2) Rākṣā (राक्षा):—(kṣā) 1. f. Lac.Source: DDSA: Paia-sadda-mahannavo; a comprehensive Prakrit Hindi dictionary (S)
[Sanskrit to German]
Sanskrit, also spelled संस्कृतम् (saṃskṛtam), is an ancient language of India commonly seen as the grandmother of the Indo-European language family (even English!). Closely allied with Prakrit and Pali, Sanskrit is more exhaustive in both grammar and terms and has the most extensive collection of literature in the world, greatly surpassing its sister-languages Greek and Latin.
Hindi dictionarySource: DDSA: A practical Hindi-English dictionary
1) Raksa (रक्स):—(nm) dance, dancing; dance performance.
2) Raksha in Hindi refers in English to:—(nm) see [riksha]..—raksha (रिकशा) is alternatively transliterated as Rikaśā.
See also (Relevant definitions)
Starts with (+107): Raksha-bhoga, Rakshabamdha, Rakshabandhana, Rakshabandhanavidhi, Rakshabhagavati, Rakshabhushana, Rakshabhyadhikrita, Rakshadhikrita, Rakshadhipati, Rakshagandaka, Rakshagriha, Rakshah, Rakshahpala, Rakshahpasha, Rakshahpati, Rakshahprakandaka, Rakshahsabha, Rakshahsabham, Rakshaisha, Rakshak.
Ends with (+143): Abhiraksha, Adhiraksha, Ancitapattraksha, Angaraksha, Annapanaraksha, Annaraksha, Annasamraksha, Anuraksha, Aparaksha, Araksha, Ashvaraksha, Asuraksha, Atmaraksha, Bahuraksha, Balaraksha, Baraksha, Bhadraksha, Bhagavadgitarthasamgraharaksha, Bhagavadgitharthasamgraharaksha, Cakaraksha.
Full-text (+486): Rakshas, Rakkha, Shirsharaksha, Samraksha, Senaraksha, Rakshapala, Rakshasa, Pishitasha, Padaraksha, Goraksha, Nikharvata, Puraraksha, Nishacara, Rakshoghna, Araksha, Rakshapurusha, Rakshaspasha, Rakshapekshaka, Rakshadhikrita, Rakshoyuj.
Search found 64 books and stories containing Raksha, Raksa, Raksā, Rakṣa, Rakṣā, Rākṣā, Rākṣa; (plurals include: Rakshas, Raksas, Raksās, Rakṣas, Rakṣās, Rākṣās, Rākṣas). You can also click to the full overview containing English textual excerpts. Below are direct links for the most relevant articles:

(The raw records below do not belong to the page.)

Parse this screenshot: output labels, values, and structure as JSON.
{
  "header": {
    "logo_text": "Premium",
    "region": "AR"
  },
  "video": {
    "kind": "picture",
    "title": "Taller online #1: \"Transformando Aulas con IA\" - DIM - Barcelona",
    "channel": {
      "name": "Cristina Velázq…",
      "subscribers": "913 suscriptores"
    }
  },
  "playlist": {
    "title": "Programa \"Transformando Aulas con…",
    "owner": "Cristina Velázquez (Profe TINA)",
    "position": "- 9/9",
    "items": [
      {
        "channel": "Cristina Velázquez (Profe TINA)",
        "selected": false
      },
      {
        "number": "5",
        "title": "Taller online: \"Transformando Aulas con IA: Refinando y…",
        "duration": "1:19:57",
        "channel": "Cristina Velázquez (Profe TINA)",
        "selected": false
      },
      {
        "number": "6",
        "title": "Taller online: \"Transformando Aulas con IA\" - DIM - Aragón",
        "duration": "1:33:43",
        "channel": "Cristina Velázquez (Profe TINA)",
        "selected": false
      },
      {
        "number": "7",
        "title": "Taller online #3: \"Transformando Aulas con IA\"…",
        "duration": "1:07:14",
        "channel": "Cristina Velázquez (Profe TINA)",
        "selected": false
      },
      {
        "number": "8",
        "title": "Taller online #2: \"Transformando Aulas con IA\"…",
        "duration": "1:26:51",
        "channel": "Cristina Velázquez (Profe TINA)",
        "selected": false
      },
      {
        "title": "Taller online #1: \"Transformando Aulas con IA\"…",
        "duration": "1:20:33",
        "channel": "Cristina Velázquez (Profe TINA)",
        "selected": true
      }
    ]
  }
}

The Indian Buddhist Iconography (by Benoytosh Bhattachacharyya)
Rig Veda (translation and commentary) (by H. H. Wilson)
Rig Veda 6.75.10 < [Sukta 75]
Rig Veda 1.21.5 < [Sukta 21]
Rig Veda 10.4.7 < [Sukta 4]
The Garuda Purana (by Manmatha Nath Dutt)
Chapter LVIII - Positions and dimensions of the sun and other planets < [Agastya Samhita]
Chapter XL - Maheshvara worship < [Agastya Samhita]
Mahabharata (English) (by Kisari Mohan Ganguli)
Section CCLXXIII < [Draupadi-harana Parva]
Section XCVI < [Bhagavat-Gita Parva]
Section CLXXIX < [Ghatotkacha-badha Parva]
Satapatha-brahmana (by Julius Eggeling)